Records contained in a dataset
**********
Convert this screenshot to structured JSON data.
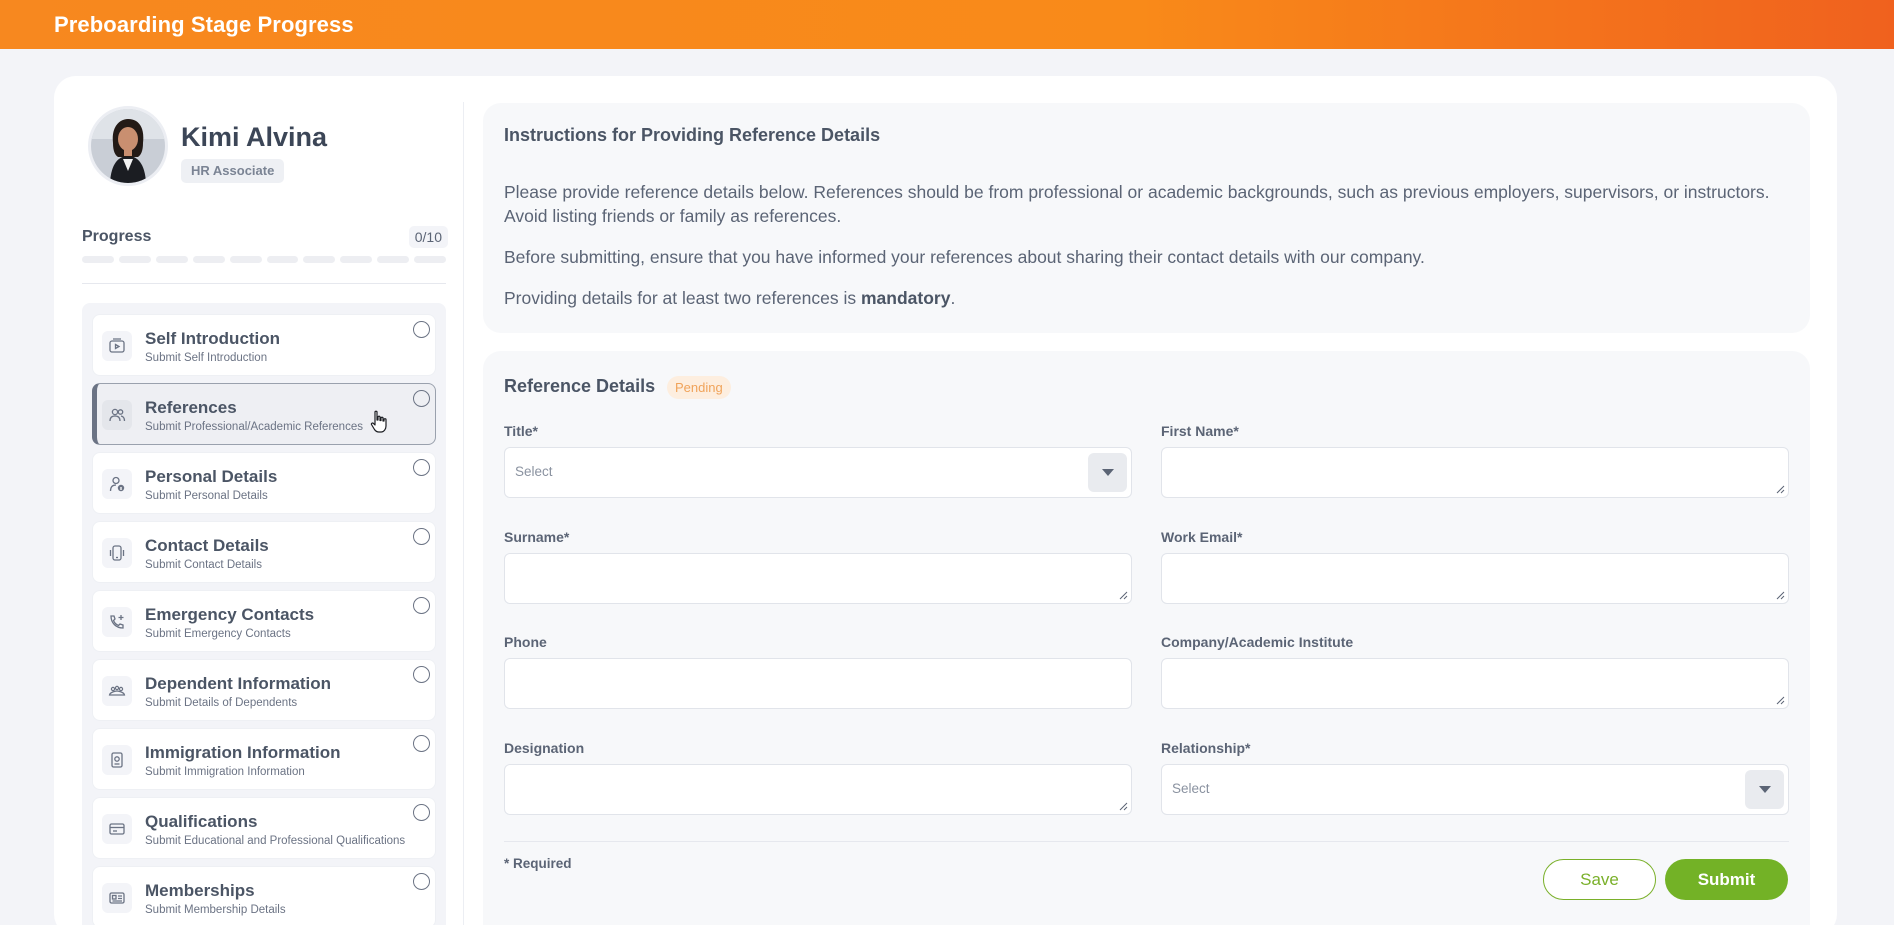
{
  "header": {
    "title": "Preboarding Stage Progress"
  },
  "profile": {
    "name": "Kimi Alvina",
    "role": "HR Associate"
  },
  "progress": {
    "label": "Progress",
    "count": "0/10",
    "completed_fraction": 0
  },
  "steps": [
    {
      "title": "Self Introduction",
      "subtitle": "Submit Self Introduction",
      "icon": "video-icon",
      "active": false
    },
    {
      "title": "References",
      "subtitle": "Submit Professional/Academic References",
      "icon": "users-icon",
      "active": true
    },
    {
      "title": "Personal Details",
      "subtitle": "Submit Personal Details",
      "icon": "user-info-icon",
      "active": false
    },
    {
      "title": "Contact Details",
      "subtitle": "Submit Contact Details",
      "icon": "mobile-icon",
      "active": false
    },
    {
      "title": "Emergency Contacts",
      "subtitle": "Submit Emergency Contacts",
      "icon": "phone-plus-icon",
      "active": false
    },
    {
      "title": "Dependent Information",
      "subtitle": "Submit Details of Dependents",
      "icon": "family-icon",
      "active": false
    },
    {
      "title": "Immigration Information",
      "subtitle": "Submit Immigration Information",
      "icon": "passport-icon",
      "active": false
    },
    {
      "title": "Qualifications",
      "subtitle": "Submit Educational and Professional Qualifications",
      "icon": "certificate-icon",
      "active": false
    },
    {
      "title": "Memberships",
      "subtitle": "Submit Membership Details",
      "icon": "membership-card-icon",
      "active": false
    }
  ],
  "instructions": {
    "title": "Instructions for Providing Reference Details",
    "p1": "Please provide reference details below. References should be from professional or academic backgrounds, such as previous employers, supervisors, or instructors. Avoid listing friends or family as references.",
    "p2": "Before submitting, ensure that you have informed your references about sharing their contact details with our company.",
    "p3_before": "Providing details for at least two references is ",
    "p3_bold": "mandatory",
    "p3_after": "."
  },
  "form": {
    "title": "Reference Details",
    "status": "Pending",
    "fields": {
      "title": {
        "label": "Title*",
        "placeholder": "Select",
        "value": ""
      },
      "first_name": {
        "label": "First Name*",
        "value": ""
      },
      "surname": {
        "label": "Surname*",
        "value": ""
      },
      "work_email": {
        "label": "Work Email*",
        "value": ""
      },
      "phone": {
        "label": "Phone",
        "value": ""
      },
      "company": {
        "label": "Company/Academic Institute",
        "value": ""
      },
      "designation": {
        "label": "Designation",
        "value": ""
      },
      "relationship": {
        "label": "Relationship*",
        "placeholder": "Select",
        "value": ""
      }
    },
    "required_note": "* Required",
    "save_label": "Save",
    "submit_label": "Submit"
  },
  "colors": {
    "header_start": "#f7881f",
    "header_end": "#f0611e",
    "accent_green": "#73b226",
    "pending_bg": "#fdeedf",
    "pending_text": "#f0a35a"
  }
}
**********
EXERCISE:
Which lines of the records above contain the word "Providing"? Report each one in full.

WRITTEN RESPONSE:
    "title": "Instructions for Providing Reference Details",
    "p3_before": "Providing details for at least two references is ",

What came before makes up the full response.